So as we waken up with spring and see nature at its utmost beauty, please take a deep breath, turn off the cell phones, walk around with your friends and family, share your flowers and vegetables with your neighbors and friends – and most simply, enjoy and be thankful for what we have. 

This did not happen by chance. So the old cliché is apropos here, “Wake up, and smell the roses”.

March 2023 Newsletter


The March 2023 newsletter is linked below. If you have any comments or questions, email editor@ashtonheights.org.

Process is Everything
by Scott Sklar, President, AHCA

We will have two jointly-sponsored candidates’ nights with the Lyon Park Citizens Association (LPCA), to cover the entire spectrum of state and local Virginia candidates. I am using this column in a more philosophical bent, to address some underlying issues.

The County’s Missing Middle process winded me, but the precursors were in the planning processes – the planning commissions, the GLUPS — I was beginning to see a more controlled county-sponsored planning effort which focused less on process and less on genuine community input. Many of us involved in these processes have been grousing about it.

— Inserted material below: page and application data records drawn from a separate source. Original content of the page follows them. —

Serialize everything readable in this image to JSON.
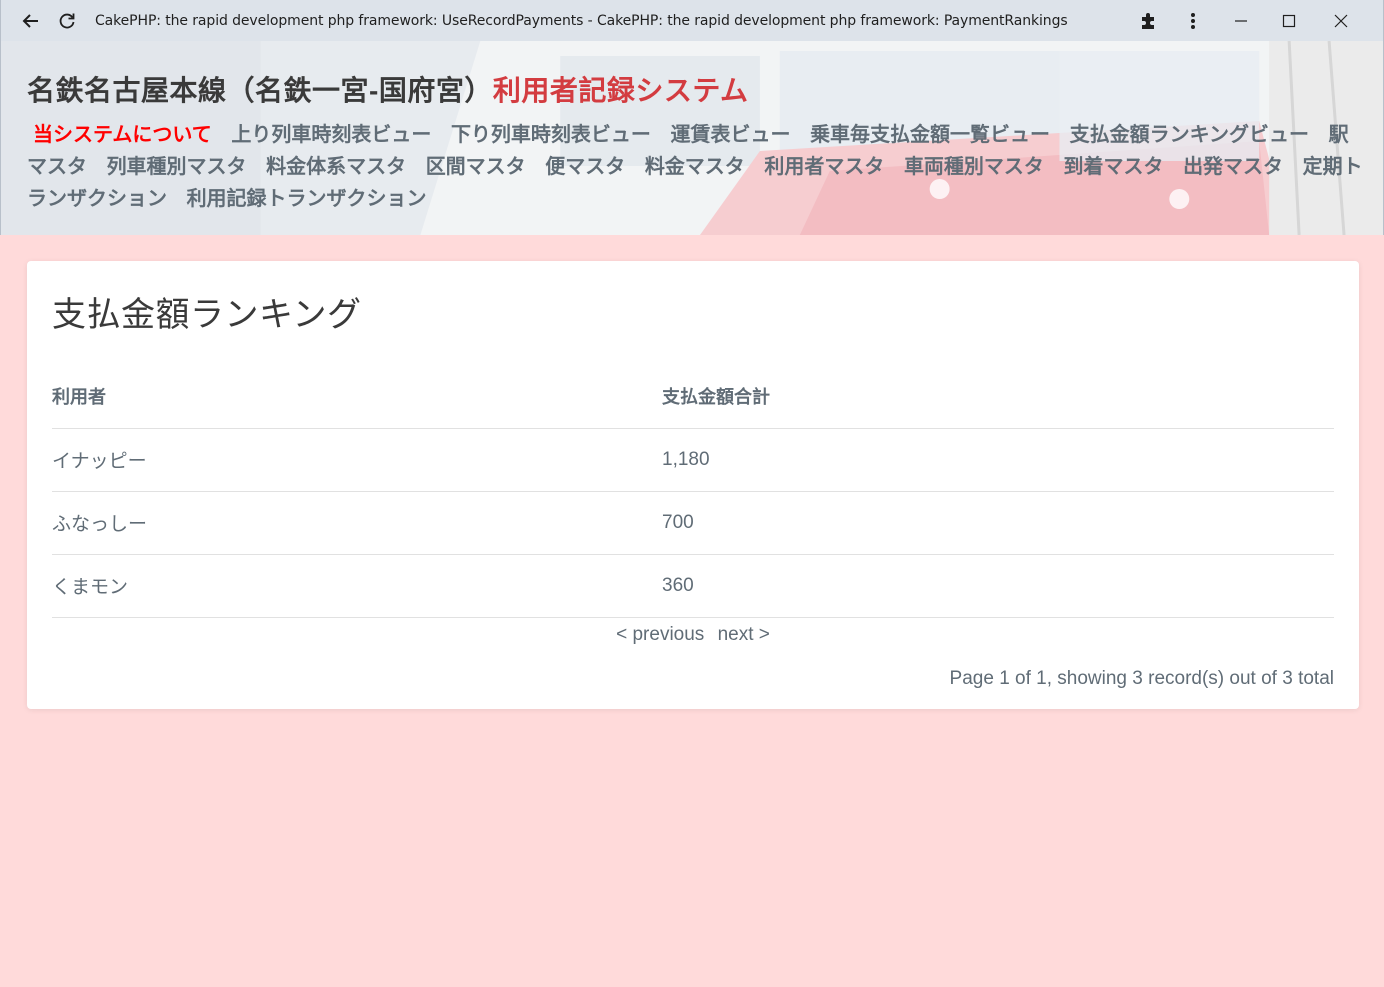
{
  "browser": {
    "tab_title": "CakePHP: the rapid development php framework: UseRecordPayments - CakePHP: the rapid development php framework: PaymentRankings"
  },
  "header": {
    "title_main": "名鉄名古屋本線（名鉄一宮-国府宮）",
    "title_accent": "利用者記録システム",
    "nav": [
      {
        "label": "当システムについて",
        "active": true
      },
      {
        "label": "上り列車時刻表ビュー"
      },
      {
        "label": "下り列車時刻表ビュー"
      },
      {
        "label": "運賃表ビュー"
      },
      {
        "label": "乗車毎支払金額一覧ビュー"
      },
      {
        "label": "支払金額ランキングビュー"
      },
      {
        "label": "駅マスタ"
      },
      {
        "label": "列車種別マスタ"
      },
      {
        "label": "料金体系マスタ"
      },
      {
        "label": "区間マスタ"
      },
      {
        "label": "便マスタ"
      },
      {
        "label": "料金マスタ"
      },
      {
        "label": "利用者マスタ"
      },
      {
        "label": "車両種別マスタ"
      },
      {
        "label": "到着マスタ"
      },
      {
        "label": "出発マスタ"
      },
      {
        "label": "定期トランザクション"
      },
      {
        "label": "利用記録トランザクション"
      }
    ]
  },
  "main": {
    "heading": "支払金額ランキング",
    "columns": [
      "利用者",
      "支払金額合計"
    ],
    "rows": [
      [
        "イナッピー",
        "1,180"
      ],
      [
        "ふなっしー",
        "700"
      ],
      [
        "くまモン",
        "360"
      ]
    ],
    "paginator": {
      "previous": "< previous",
      "next": "next >"
    },
    "counter": "Page 1 of 1, showing 3 record(s) out of 3 total"
  },
  "colors": {
    "page_bg": "#ffdada",
    "accent": "#d33c40",
    "active_nav": "#ff0000",
    "text": "#606c76"
  }
}
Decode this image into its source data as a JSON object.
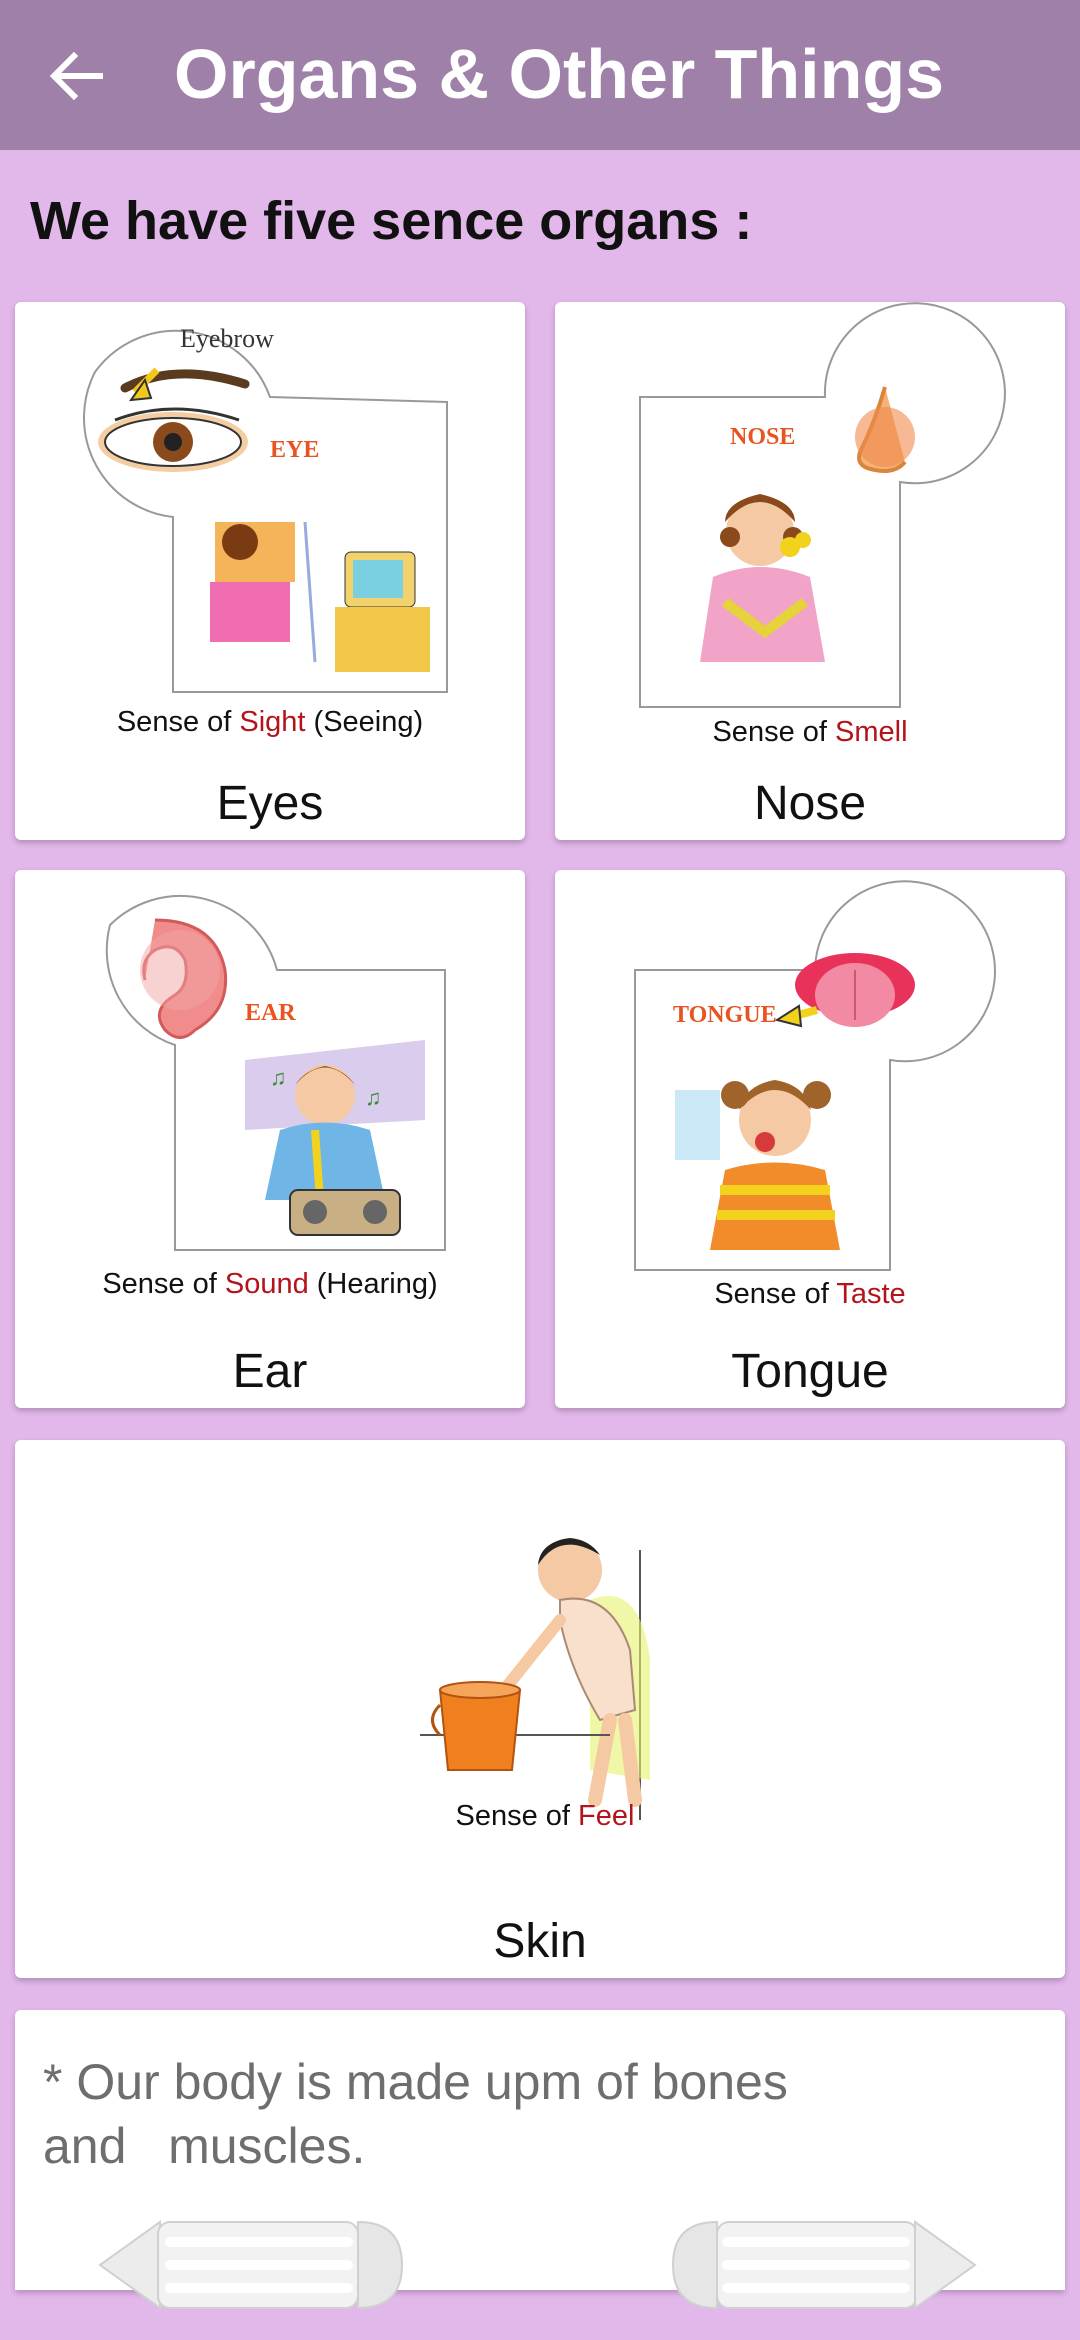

The county’s earlier signature issue was “the street car, on Columbia Pike” and what surprised me was how poor the public outreach was. As a result, the first time in a long time – the party-designated candidate did not win, nor was it unanimously supported on the Board, and the issue failed.

Now in the midst of Missing Middle Housing, 13 civic associations have formally polled their members and over 70% opposed the county plan in each and every poll. The county has issued its own poll, worded in ways that many of us do not believe captured the issues of concern. The county has also staged impromptu street events to take input, where they did not take down attendees information or make sure they were residents of Arlington.

To me it doesn’t matter where any of us stand on the above issues or other issues. I actually embrace the fact that people have different views, concerns, and philosophies. That’s all good.

And from that, it seems to me the role of civic associations and local governments, and their committees, commissions, councils, and bodies is to help upload these many viewpoints — the pros, the cons, the risks, and the benefits and create a stew that comes out that tastes reasonably good to most members and residents. This was called “The Arlington Way” and became a point that we as a county crowed about.

When I became your AHCA President 13 years ago, I established a formal committee structure so that our AHCA members could work together more formally on issues. What started as a few committees, is now over seven formal and subject committees: Development, Housing, Noise, Open Spaces, Safety & Security, Schools, Tree Canopy & Native Plants, Transportation, and some AHCA leads on COVID and Stormwater Management.

In 2023 I am concerned about our county. As we urbanize and densify — the tendency is to become more hierarchical and more contorted, and in many cases less representative. The pressure on issues, and growth mandates response, many times without thorough input.

So if what I laid out is a trend, how do we as caring residents in a great county and even a better community help re-orient where the county is going? Since Ashton Heights and Lyon Park are jointly sponsoring two candidate forums, I am hoping that many of us focus on process, on better planning, better risk & costs analysis. Request better surveys and input tools, where results are published and subsets are re-polled as a way to build consensus.

Frankly, it is up to us to help re-orient and improve governance. And build it up in a more positive way. We have raised our families, and built our careers, and participated in many events and organizations in our communities. I hope we pool our talents, ask questions to elected or aspiring elected officials, and writing to these officials as much we can. We need to energize ourselves and our inputs to let our County and State government know we are watching, what our expectations are and that we have on-going concerns.

Democracy and participatory government actually is hard work. But it is worth it. And I hope we can activate to re-energize the various government processes, established theoretically to assist us.